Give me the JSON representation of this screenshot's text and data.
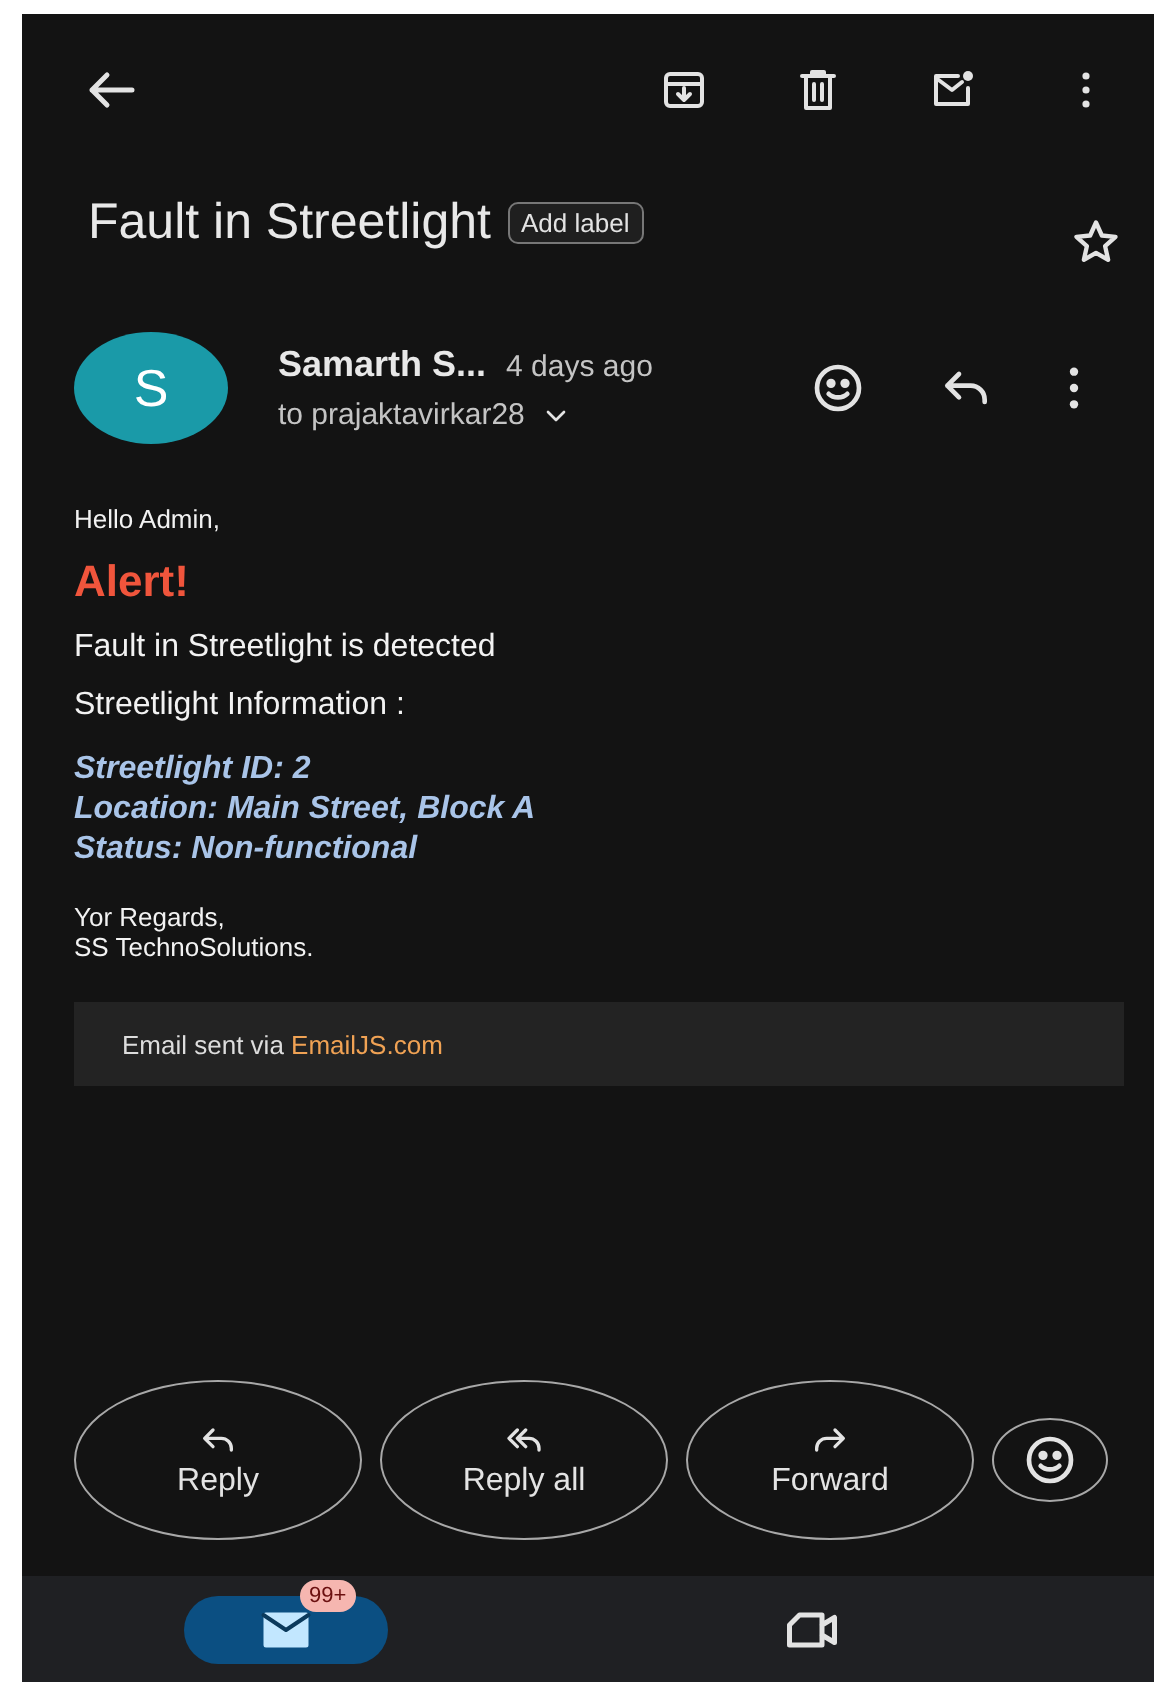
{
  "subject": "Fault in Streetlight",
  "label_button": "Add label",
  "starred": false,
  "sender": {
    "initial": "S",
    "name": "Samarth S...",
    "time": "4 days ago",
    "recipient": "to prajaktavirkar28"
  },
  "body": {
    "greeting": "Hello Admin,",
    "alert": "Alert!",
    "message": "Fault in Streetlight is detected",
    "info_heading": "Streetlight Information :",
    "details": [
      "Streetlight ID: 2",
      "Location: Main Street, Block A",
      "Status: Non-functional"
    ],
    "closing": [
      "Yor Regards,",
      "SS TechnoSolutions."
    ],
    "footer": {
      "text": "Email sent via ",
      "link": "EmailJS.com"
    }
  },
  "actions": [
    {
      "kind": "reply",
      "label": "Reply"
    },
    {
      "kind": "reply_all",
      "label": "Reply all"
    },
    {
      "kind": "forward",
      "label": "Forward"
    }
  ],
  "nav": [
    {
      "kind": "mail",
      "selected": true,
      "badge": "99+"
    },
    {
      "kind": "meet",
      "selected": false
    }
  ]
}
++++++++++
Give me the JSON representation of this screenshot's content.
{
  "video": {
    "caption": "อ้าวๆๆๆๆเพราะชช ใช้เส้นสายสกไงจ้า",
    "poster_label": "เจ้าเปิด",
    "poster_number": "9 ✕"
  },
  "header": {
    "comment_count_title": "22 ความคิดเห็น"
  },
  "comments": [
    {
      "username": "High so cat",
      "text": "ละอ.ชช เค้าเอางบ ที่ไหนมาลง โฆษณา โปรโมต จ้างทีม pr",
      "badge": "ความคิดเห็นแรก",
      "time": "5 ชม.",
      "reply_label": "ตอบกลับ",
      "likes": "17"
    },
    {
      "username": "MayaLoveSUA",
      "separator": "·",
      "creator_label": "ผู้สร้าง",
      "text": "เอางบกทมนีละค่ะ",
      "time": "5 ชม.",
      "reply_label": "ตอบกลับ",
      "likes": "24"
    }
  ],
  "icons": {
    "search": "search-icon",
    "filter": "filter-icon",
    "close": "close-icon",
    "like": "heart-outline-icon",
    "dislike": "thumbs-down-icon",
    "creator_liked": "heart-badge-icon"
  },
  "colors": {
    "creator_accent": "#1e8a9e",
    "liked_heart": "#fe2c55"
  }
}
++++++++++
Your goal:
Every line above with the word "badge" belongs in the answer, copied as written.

Final answer:
      "badge": "99+"
      "badge": "ความคิดเห็นแรก",
    "creator_liked": "heart-badge-icon"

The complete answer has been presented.